## Extracted records
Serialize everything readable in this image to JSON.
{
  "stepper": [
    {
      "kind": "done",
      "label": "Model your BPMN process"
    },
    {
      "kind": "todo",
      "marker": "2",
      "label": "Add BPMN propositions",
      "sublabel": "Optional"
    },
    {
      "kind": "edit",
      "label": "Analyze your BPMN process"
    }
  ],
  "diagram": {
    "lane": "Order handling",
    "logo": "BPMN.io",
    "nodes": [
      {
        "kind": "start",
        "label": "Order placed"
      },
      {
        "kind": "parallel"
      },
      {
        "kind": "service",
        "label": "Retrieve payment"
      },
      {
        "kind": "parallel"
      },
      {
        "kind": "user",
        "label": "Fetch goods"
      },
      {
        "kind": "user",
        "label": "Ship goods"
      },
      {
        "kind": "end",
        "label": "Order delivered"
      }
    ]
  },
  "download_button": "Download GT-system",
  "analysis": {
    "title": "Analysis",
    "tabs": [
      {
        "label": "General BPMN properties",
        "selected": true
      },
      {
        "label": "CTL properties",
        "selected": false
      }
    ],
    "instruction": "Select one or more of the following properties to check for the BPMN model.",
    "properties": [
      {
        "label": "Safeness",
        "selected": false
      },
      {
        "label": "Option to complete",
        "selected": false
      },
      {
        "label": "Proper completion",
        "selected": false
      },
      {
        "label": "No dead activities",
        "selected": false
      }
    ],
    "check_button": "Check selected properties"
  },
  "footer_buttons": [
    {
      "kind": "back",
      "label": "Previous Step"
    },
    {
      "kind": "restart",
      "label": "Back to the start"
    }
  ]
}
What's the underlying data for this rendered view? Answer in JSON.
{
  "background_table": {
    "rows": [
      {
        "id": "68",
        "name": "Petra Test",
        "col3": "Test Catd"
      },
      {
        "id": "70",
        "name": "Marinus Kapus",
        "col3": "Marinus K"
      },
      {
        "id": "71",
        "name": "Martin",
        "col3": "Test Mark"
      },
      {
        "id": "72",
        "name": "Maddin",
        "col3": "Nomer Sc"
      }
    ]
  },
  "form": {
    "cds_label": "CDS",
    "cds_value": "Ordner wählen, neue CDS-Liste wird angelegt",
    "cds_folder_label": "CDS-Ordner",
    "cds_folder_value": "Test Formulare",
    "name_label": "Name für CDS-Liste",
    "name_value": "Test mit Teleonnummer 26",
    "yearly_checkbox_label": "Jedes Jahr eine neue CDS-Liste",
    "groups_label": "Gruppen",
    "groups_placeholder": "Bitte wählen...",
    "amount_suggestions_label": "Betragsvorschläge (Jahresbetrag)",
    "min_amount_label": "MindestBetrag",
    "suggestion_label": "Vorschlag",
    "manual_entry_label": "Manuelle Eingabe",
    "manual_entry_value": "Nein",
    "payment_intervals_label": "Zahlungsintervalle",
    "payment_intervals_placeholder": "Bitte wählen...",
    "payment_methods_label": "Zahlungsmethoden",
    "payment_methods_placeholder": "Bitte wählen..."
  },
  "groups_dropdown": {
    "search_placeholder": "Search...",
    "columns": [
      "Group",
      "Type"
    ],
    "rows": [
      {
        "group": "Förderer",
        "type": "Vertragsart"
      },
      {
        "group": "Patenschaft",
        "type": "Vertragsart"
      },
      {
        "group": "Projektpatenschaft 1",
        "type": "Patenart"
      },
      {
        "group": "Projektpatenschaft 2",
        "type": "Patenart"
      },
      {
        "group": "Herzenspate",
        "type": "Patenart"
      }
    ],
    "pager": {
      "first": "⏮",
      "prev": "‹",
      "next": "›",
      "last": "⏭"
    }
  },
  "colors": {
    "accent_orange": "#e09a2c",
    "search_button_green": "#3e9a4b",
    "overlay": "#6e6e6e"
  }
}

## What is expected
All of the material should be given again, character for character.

## Answer to the exercise
Serialize everything readable in this image to JSON.
{
  "stepper": [
    {
      "kind": "done",
      "label": "Model your BPMN process"
    },
    {
      "kind": "todo",
      "marker": "2",
      "label": "Add BPMN propositions",
      "sublabel": "Optional"
    },
    {
      "kind": "edit",
      "label": "Analyze your BPMN process"
    }
  ],
  "diagram": {
    "lane": "Order handling",
    "logo": "BPMN.io",
    "nodes": [
      {
        "kind": "start",
        "label": "Order placed"
      },
      {
        "kind": "parallel"
      },
      {
        "kind": "service",
        "label": "Retrieve payment"
      },
      {
        "kind": "parallel"
      },
      {
        "kind": "user",
        "label": "Fetch goods"
      },
      {
        "kind": "user",
        "label": "Ship goods"
      },
      {
        "kind": "end",
        "label": "Order delivered"
      }
    ]
  },
  "download_button": "Download GT-system",
  "analysis": {
    "title": "Analysis",
    "tabs": [
      {
        "label": "General BPMN properties",
        "selected": true
      },
      {
        "label": "CTL properties",
        "selected": false
      }
    ],
    "instruction": "Select one or more of the following properties to check for the BPMN model.",
    "properties": [
      {
        "label": "Safeness",
        "selected": false
      },
      {
        "label": "Option to complete",
        "selected": false
      },
      {
        "label": "Proper completion",
        "selected": false
      },
      {
        "label": "No dead activities",
        "selected": false
      }
    ],
    "check_button": "Check selected properties"
  },
  "footer_buttons": [
    {
      "kind": "back",
      "label": "Previous Step"
    },
    {
      "kind": "restart",
      "label": "Back to the start"
    }
  ]
}
What's the underlying data for this rendered view? Answer in JSON.
{
  "background_table": {
    "rows": [
      {
        "id": "68",
        "name": "Petra Test",
        "col3": "Test Catd"
      },
      {
        "id": "70",
        "name": "Marinus Kapus",
        "col3": "Marinus K"
      },
      {
        "id": "71",
        "name": "Martin",
        "col3": "Test Mark"
      },
      {
        "id": "72",
        "name": "Maddin",
        "col3": "Nomer Sc"
      }
    ]
  },
  "form": {
    "cds_label": "CDS",
    "cds_value": "Ordner wählen, neue CDS-Liste wird angelegt",
    "cds_folder_label": "CDS-Ordner",
    "cds_folder_value": "Test Formulare",
    "name_label": "Name für CDS-Liste",
    "name_value": "Test mit Teleonnummer 26",
    "yearly_checkbox_label": "Jedes Jahr eine neue CDS-Liste",
    "groups_label": "Gruppen",
    "groups_placeholder": "Bitte wählen...",
    "amount_suggestions_label": "Betragsvorschläge (Jahresbetrag)",
    "min_amount_label": "MindestBetrag",
    "suggestion_label": "Vorschlag",
    "manual_entry_label": "Manuelle Eingabe",
    "manual_entry_value": "Nein",
    "payment_intervals_label": "Zahlungsintervalle",
    "payment_intervals_placeholder": "Bitte wählen...",
    "payment_methods_label": "Zahlungsmethoden",
    "payment_methods_placeholder": "Bitte wählen..."
  },
  "groups_dropdown": {
    "search_placeholder": "Search...",
    "columns": [
      "Group",
      "Type"
    ],
    "rows": [
      {
        "group": "Förderer",
        "type": "Vertragsart"
      },
      {
        "group": "Patenschaft",
        "type": "Vertragsart"
      },
      {
        "group": "Projektpatenschaft 1",
        "type": "Patenart"
      },
      {
        "group": "Projektpatenschaft 2",
        "type": "Patenart"
      },
      {
        "group": "Herzenspate",
        "type": "Patenart"
      }
    ],
    "pager": {
      "first": "⏮",
      "prev": "‹",
      "next": "›",
      "last": "⏭"
    }
  },
  "colors": {
    "accent_orange": "#e09a2c",
    "search_button_green": "#3e9a4b",
    "overlay": "#6e6e6e"
  }
}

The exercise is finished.